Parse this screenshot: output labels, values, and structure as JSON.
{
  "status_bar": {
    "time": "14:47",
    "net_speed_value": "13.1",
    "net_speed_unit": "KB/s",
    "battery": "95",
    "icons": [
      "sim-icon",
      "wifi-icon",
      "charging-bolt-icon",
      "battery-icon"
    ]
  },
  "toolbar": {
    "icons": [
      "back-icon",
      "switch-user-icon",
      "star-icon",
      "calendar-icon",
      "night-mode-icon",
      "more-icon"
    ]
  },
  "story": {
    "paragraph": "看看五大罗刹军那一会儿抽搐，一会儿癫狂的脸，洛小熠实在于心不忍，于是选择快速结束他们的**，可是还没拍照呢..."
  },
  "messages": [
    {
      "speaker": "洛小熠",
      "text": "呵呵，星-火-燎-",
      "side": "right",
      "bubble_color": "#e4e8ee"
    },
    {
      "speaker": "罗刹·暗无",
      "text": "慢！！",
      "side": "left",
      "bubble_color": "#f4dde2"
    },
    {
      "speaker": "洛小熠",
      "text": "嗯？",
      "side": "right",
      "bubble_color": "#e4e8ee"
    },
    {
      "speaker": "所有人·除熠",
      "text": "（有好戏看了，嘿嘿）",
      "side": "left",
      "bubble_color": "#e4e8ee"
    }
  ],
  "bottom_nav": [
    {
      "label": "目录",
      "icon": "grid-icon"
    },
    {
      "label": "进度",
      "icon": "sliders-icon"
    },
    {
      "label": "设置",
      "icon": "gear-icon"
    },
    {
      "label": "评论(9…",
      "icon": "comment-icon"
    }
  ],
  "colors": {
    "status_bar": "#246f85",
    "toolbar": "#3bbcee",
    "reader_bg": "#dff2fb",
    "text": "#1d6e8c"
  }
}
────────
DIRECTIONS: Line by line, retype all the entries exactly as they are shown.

OUTPUT:
Parse this screenshot: output labels, values, and structure as JSON.
{
  "status_bar": {
    "time": "14:47",
    "net_speed_value": "13.1",
    "net_speed_unit": "KB/s",
    "battery": "95",
    "icons": [
      "sim-icon",
      "wifi-icon",
      "charging-bolt-icon",
      "battery-icon"
    ]
  },
  "toolbar": {
    "icons": [
      "back-icon",
      "switch-user-icon",
      "star-icon",
      "calendar-icon",
      "night-mode-icon",
      "more-icon"
    ]
  },
  "story": {
    "paragraph": "看看五大罗刹军那一会儿抽搐，一会儿癫狂的脸，洛小熠实在于心不忍，于是选择快速结束他们的**，可是还没拍照呢..."
  },
  "messages": [
    {
      "speaker": "洛小熠",
      "text": "呵呵，星-火-燎-",
      "side": "right",
      "bubble_color": "#e4e8ee"
    },
    {
      "speaker": "罗刹·暗无",
      "text": "慢！！",
      "side": "left",
      "bubble_color": "#f4dde2"
    },
    {
      "speaker": "洛小熠",
      "text": "嗯？",
      "side": "right",
      "bubble_color": "#e4e8ee"
    },
    {
      "speaker": "所有人·除熠",
      "text": "（有好戏看了，嘿嘿）",
      "side": "left",
      "bubble_color": "#e4e8ee"
    }
  ],
  "bottom_nav": [
    {
      "label": "目录",
      "icon": "grid-icon"
    },
    {
      "label": "进度",
      "icon": "sliders-icon"
    },
    {
      "label": "设置",
      "icon": "gear-icon"
    },
    {
      "label": "评论(9…",
      "icon": "comment-icon"
    }
  ],
  "colors": {
    "status_bar": "#246f85",
    "toolbar": "#3bbcee",
    "reader_bg": "#dff2fb",
    "text": "#1d6e8c"
  }
}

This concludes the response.